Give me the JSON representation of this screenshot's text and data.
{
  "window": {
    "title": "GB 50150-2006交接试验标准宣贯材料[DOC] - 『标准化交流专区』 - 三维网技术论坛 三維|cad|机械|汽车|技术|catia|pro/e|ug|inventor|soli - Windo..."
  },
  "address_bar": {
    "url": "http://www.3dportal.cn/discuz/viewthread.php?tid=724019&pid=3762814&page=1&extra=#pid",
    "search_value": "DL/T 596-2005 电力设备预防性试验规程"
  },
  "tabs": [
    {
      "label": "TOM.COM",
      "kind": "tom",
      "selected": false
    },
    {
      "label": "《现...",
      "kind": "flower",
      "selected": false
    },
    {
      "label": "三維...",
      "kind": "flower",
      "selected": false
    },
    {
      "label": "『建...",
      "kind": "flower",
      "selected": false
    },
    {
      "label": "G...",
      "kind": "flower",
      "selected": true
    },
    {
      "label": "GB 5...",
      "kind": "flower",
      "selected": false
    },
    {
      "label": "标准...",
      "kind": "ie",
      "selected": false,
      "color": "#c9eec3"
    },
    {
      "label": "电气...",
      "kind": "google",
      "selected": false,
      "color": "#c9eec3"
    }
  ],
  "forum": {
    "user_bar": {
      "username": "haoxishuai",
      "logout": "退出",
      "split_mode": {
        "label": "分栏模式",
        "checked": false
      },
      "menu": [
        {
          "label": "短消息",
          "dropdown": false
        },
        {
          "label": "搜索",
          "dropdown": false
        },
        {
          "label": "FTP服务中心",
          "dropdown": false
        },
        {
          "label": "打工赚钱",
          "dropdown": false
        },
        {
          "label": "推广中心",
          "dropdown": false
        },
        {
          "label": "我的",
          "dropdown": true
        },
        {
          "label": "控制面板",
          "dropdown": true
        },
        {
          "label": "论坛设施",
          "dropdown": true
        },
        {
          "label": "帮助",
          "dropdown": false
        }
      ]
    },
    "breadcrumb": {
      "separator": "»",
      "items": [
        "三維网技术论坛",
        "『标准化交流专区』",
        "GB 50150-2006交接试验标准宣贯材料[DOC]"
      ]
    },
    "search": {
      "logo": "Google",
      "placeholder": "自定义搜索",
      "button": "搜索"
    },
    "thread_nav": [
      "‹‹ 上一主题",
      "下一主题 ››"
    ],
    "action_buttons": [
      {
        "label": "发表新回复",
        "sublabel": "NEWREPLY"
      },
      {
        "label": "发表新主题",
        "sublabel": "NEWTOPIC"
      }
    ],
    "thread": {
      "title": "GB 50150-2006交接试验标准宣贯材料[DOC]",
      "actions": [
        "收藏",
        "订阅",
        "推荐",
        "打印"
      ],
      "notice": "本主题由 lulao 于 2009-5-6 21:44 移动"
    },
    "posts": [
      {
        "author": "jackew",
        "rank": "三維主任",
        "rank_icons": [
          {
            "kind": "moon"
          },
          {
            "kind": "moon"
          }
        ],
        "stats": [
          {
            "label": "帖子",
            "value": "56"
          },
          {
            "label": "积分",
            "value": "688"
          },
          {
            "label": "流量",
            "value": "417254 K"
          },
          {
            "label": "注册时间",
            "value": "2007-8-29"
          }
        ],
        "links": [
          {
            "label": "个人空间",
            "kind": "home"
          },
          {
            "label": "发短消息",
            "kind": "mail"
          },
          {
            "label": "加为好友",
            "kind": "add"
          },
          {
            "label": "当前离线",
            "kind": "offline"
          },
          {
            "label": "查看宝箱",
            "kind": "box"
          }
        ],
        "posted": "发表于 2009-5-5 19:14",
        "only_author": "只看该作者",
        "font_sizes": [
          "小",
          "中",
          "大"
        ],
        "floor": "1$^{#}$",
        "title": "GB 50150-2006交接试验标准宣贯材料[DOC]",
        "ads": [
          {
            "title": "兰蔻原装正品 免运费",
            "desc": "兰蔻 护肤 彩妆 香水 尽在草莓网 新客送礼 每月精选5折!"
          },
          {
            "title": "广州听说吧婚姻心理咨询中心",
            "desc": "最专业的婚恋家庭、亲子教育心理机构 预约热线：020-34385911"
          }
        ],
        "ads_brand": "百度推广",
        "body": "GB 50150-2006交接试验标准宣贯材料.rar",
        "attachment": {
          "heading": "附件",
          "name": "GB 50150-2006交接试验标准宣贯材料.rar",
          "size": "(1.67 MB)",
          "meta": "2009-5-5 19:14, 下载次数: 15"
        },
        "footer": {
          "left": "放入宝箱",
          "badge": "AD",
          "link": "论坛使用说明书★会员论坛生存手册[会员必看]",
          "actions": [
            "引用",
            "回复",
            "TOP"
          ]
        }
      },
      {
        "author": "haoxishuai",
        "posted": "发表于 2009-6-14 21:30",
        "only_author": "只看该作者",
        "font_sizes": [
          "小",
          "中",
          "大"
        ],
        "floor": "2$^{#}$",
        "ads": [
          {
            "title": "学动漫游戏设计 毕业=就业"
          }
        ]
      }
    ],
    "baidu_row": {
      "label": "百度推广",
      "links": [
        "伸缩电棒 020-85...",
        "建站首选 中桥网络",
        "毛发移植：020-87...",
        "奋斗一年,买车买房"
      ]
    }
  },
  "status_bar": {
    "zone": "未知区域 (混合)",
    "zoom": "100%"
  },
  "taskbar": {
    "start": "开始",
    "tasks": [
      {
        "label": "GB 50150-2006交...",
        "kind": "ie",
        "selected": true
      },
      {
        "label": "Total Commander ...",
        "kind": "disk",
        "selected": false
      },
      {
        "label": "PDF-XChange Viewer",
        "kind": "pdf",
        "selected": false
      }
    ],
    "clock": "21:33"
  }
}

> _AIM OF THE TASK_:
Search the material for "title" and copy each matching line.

> _COMPLETED TASK_:
    "title": "GB 50150-2006交接试验标准宣贯材料[DOC] - 『标准化交流专区』 - 三维网技术论坛 三維|cad|机械|汽车|技术|catia|pro/e|ug|inventor|soli - Windo..."
      "title": "GB 50150-2006交接试验标准宣贯材料[DOC]",
        "title": "GB 50150-2006交接试验标准宣贯材料[DOC]",
            "title": "兰蔻原装正品 免运费",
            "title": "广州听说吧婚姻心理咨询中心",
            "title": "学动漫游戏设计 毕业=就业"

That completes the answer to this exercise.